Naru Izakaya has a reduced capacity with tables spaced apart for indoor dining, takes down the contact info of all guests, offers hand sanitizer immediately upon seating and has a virtual QR menu.
Naru takes its name from the Japanese term "originaru," meaning original, embodying this izakaya's reverence for the original flavours of ingredients.
You'll find a little more than the usual edamame and karaage served at other similar restaurants in the area, the menu features a fusion style adding a twist to traditional ingredients.
The space was formerly home to Jinya Ramen, which was popular enough that they actually kept some of their ramens on the menu and some of their chefs.
Spicy edamame ($5) are a sticky-spicy starter or snack, flash-fried and tossed in chili paste.
Yaki murugai ($5) are grilled green shell mussels topped with a thick layer of bubbly cheese mayo, creating a rich-salty contrast with the seafood.
Shishitos ($7) come in varying sizes, wrinkly deep-fried peppers bursting with seeds and served with house spicy paste and a plum powder seasoning for dipping to add extra heat.
Calamari ($8) is a little puny but comes with the addition of juicy mushrooms and okra, served with a nicely sweet house sauce on the side.
Saka-mushi ($18) is a traditional Japanese seafood sake pot dish: scallop, shrimp, clam, beech mushrooms and spinach cooked in a kelp broth infused with sake, served in an Insta-worthy teapot with cups for sharing.
TFC (Taiwanese fried chicken) is $19 for a hefty eight-piece order, actually not so secretly some of the best fried chicken in Toronto once served at Kanpai, and made by one of their main chefs who now works here.
Mildly seasoned but aromatic skin clings perfectly to juicy flesh, served with a thick house five-spice dip.
Ebi chili ($12) coats shrimp in crunchy tempura and smothers it with a sticky spicy sauce.

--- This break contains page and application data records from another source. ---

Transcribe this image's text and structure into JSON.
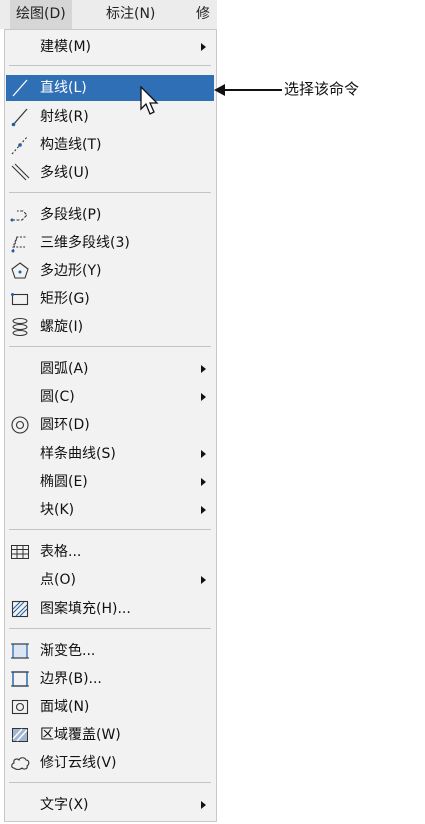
{
  "menubar": {
    "items": [
      "绘图(D)",
      "标注(N)",
      "修"
    ]
  },
  "menu": {
    "items": [
      {
        "label": "建模(M)",
        "icon": "none",
        "submenu": true
      },
      {
        "label": "直线(L)",
        "icon": "line-icon",
        "highlighted": true
      },
      {
        "label": "射线(R)",
        "icon": "ray-icon"
      },
      {
        "label": "构造线(T)",
        "icon": "construction-line-icon"
      },
      {
        "label": "多线(U)",
        "icon": "multiline-icon"
      },
      {
        "label": "多段线(P)",
        "icon": "polyline-icon"
      },
      {
        "label": "三维多段线(3)",
        "icon": "3d-polyline-icon"
      },
      {
        "label": "多边形(Y)",
        "icon": "polygon-icon"
      },
      {
        "label": "矩形(G)",
        "icon": "rectangle-icon"
      },
      {
        "label": "螺旋(I)",
        "icon": "helix-icon"
      },
      {
        "label": "圆弧(A)",
        "icon": "none",
        "submenu": true
      },
      {
        "label": "圆(C)",
        "icon": "none",
        "submenu": true
      },
      {
        "label": "圆环(D)",
        "icon": "donut-icon"
      },
      {
        "label": "样条曲线(S)",
        "icon": "none",
        "submenu": true
      },
      {
        "label": "椭圆(E)",
        "icon": "none",
        "submenu": true
      },
      {
        "label": "块(K)",
        "icon": "none",
        "submenu": true
      },
      {
        "label": "表格...",
        "icon": "table-icon"
      },
      {
        "label": "点(O)",
        "icon": "none",
        "submenu": true
      },
      {
        "label": "图案填充(H)...",
        "icon": "hatch-icon"
      },
      {
        "label": "渐变色...",
        "icon": "gradient-icon"
      },
      {
        "label": "边界(B)...",
        "icon": "boundary-icon"
      },
      {
        "label": "面域(N)",
        "icon": "region-icon"
      },
      {
        "label": "区域覆盖(W)",
        "icon": "wipeout-icon"
      },
      {
        "label": "修订云线(V)",
        "icon": "revcloud-icon"
      },
      {
        "label": "文字(X)",
        "icon": "none",
        "submenu": true
      }
    ]
  },
  "callout": {
    "text": "选择该命令"
  },
  "colors": {
    "highlight": "#2f6fb6",
    "icon_blue": "#1f5fa8"
  }
}
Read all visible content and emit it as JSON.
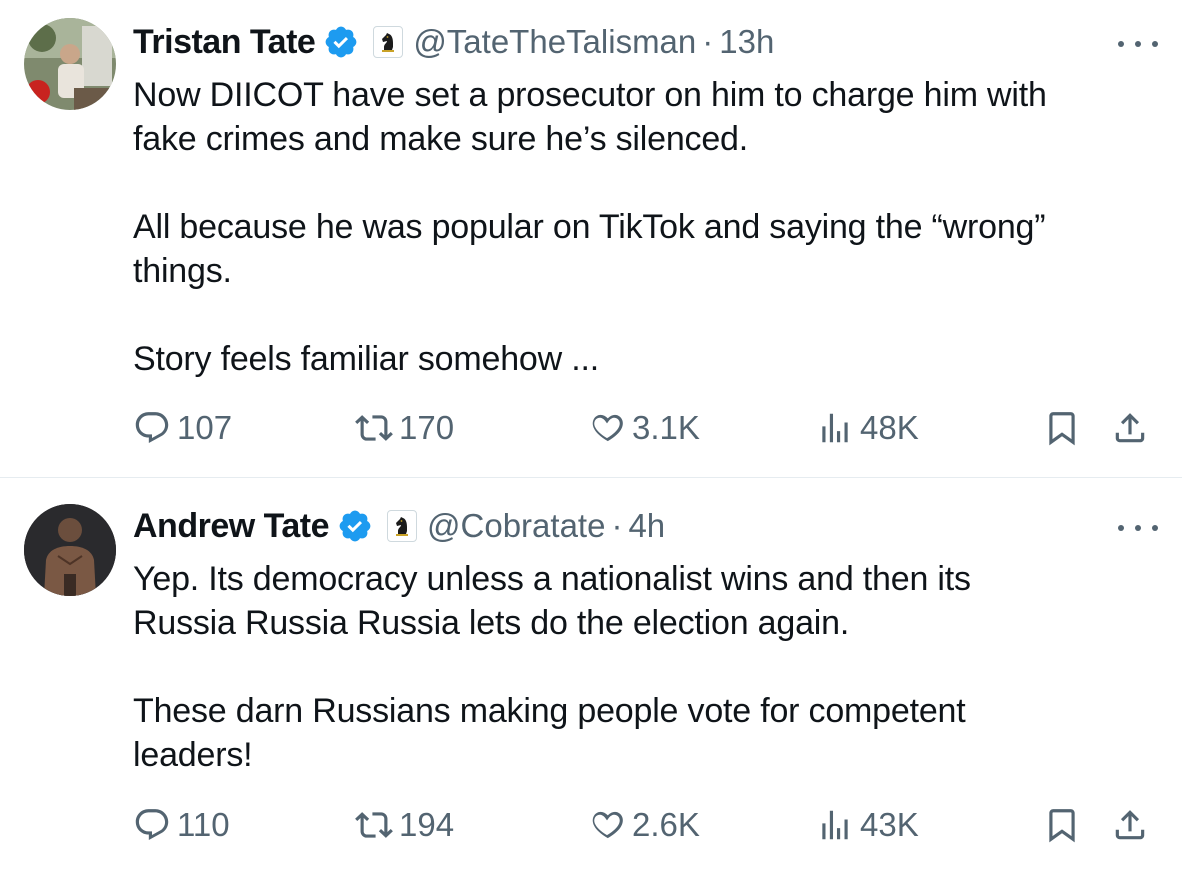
{
  "tweets": [
    {
      "name": "Tristan Tate",
      "handle": "@TateTheTalisman",
      "separator": "·",
      "time": "13h",
      "text_lines": [
        "Now DIICOT have set a prosecutor on him to charge him with",
        "fake crimes and make sure he’s silenced.",
        "",
        "All because he was popular on TikTok and saying the “wrong”",
        "things.",
        "",
        "Story feels familiar somehow ..."
      ],
      "replies": "107",
      "retweets": "170",
      "likes": "3.1K",
      "views": "48K"
    },
    {
      "name": "Andrew Tate",
      "handle": "@Cobratate",
      "separator": "·",
      "time": "4h",
      "text_lines": [
        "Yep. Its democracy unless a nationalist wins and then its",
        "Russia Russia Russia lets do the election again.",
        "",
        "These darn Russians making people vote for competent",
        "leaders!"
      ],
      "replies": "110",
      "retweets": "194",
      "likes": "2.6K",
      "views": "43K"
    }
  ],
  "icons": {
    "verified": "verified-badge-icon",
    "affiliate": "chess-knight-icon",
    "more": "more-icon",
    "reply": "reply-icon",
    "retweet": "retweet-icon",
    "like": "heart-icon",
    "views": "views-icon",
    "bookmark": "bookmark-icon",
    "share": "share-icon"
  },
  "colors": {
    "verified_blue": "#1d9bf0",
    "secondary_text": "#536471",
    "primary_text": "#0f1419",
    "affiliate_gold": "#c9a227"
  }
}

Amakara pork ($11) sees chunks of barbecue-style pork slow cooked in mirin soy sauce presented on a sizzling hot plate for wow factor.

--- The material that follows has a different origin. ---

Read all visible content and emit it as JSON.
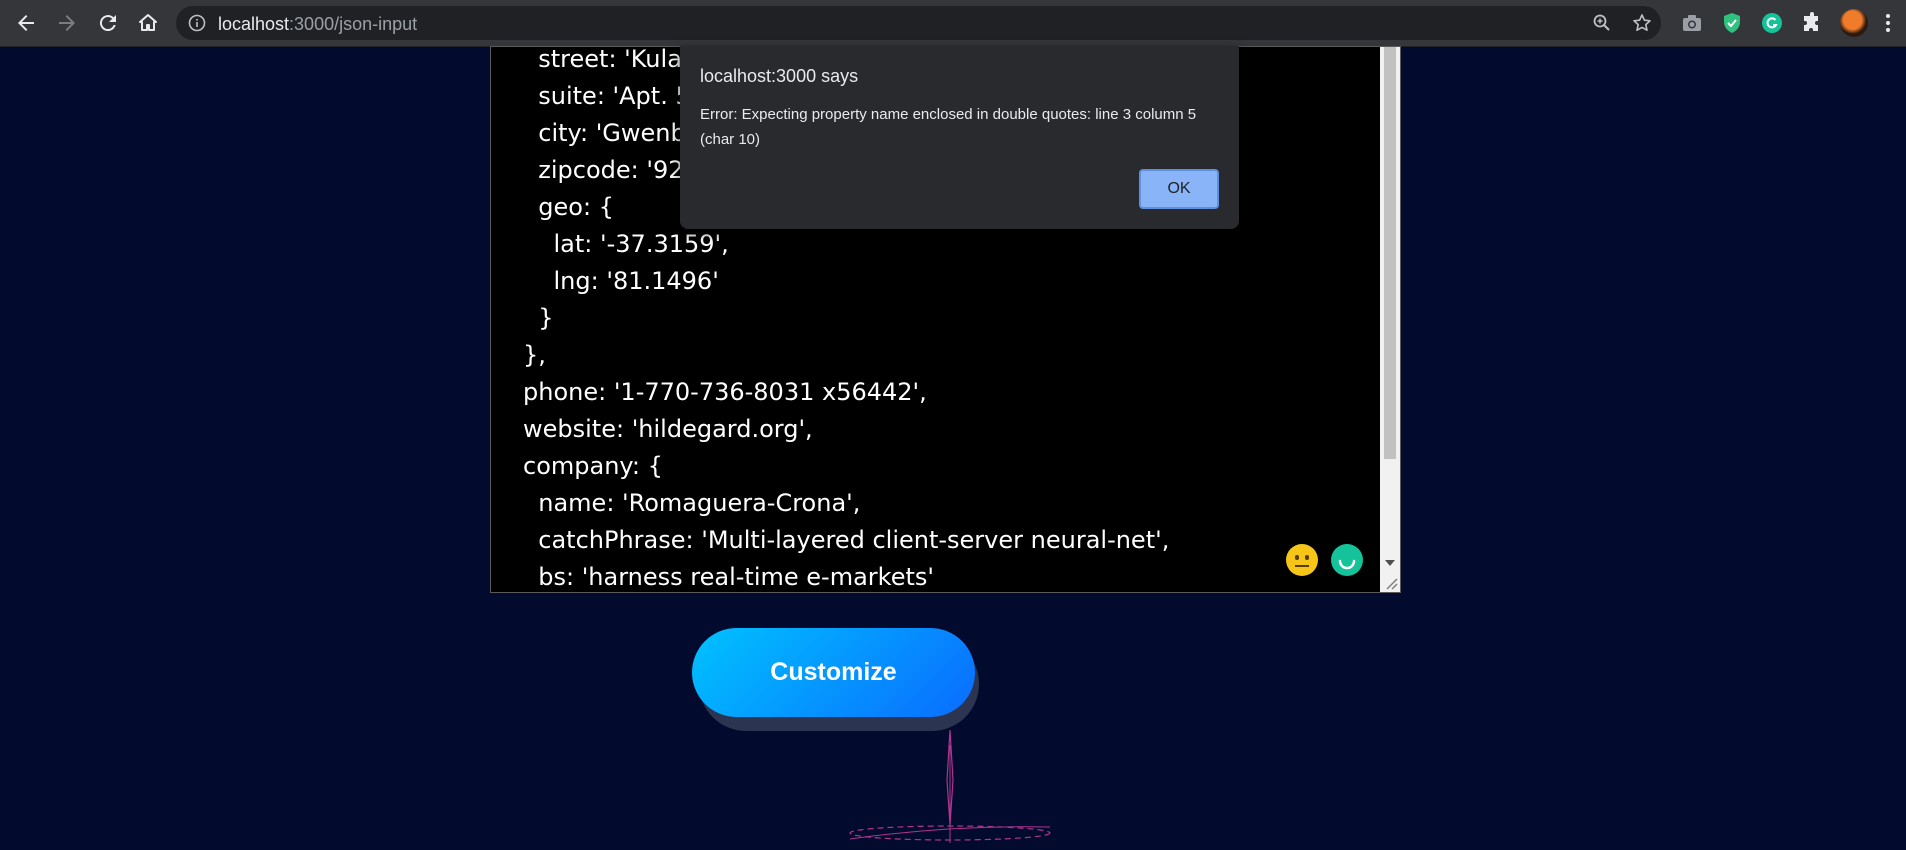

Four kinds of ramen ($12 - $13) are served here: tonkotsu black and tonkotsu spicy with torched pork belly slices, a creamy vegan variety and a saisyoku aka variety with corn, spinach, vegan soboro, tofu and kikurage.

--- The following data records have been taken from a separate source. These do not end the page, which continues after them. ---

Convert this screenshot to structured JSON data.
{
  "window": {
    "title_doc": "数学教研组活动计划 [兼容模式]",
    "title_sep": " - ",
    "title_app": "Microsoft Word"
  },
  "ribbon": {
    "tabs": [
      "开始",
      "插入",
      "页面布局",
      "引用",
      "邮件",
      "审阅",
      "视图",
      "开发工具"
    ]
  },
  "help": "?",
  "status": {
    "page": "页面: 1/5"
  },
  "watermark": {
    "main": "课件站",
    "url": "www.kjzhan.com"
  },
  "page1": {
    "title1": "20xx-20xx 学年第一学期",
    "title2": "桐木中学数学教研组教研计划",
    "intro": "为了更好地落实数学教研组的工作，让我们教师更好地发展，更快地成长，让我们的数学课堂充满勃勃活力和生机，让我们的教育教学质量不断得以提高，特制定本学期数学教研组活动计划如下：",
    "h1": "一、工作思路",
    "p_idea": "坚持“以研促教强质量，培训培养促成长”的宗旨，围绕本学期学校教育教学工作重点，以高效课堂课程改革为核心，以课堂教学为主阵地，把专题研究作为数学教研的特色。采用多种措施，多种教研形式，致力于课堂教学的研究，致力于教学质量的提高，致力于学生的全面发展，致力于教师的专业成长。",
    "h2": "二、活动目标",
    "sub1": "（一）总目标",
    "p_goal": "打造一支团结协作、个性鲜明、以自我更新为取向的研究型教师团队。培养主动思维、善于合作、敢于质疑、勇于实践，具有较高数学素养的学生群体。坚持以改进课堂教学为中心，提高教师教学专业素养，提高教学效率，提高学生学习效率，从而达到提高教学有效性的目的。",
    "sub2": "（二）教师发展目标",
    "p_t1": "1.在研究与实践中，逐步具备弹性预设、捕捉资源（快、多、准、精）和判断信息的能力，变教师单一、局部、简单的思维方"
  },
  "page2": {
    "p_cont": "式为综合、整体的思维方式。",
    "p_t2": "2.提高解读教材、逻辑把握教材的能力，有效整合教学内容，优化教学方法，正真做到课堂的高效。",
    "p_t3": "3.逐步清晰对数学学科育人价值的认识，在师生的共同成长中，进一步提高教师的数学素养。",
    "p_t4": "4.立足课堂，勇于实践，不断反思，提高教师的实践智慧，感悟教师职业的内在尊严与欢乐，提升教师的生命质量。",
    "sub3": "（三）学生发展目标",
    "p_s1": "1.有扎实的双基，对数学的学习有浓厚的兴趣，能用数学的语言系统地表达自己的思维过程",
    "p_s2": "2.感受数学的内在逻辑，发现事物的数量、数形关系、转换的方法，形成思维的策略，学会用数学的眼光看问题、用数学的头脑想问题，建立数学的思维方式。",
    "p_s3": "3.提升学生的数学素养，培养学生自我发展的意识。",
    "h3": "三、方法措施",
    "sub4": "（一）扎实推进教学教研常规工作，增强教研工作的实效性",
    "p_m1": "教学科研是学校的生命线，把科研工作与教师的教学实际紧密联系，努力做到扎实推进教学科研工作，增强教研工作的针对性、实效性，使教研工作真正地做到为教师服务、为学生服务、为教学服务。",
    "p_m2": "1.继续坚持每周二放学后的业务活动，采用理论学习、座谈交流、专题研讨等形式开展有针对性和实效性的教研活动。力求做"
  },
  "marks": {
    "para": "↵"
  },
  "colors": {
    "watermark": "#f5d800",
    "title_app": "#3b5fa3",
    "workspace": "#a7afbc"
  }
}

A vegan curry ($12) seasons a simmered veggie soboro (a sort of style of ground meat) with familiar warm Japanese curry spices.
Traditional Japanese charcoal tabletop grilling is also available here, with proteins like beef, pork and shrimp on offer for DIY cooking.
A Sake Mojito ($7) or Umeshu Mojito ($8) puts a Japanese spin on a traditional Cuban highball. The sake is less detectably different, but the umeshu has the sweeter, deeper flavours of plum and brown sugar.
A small streetside patio with umbrellas seats 16.
An indoor space features an enclosed area inspired by tatami private party rooms.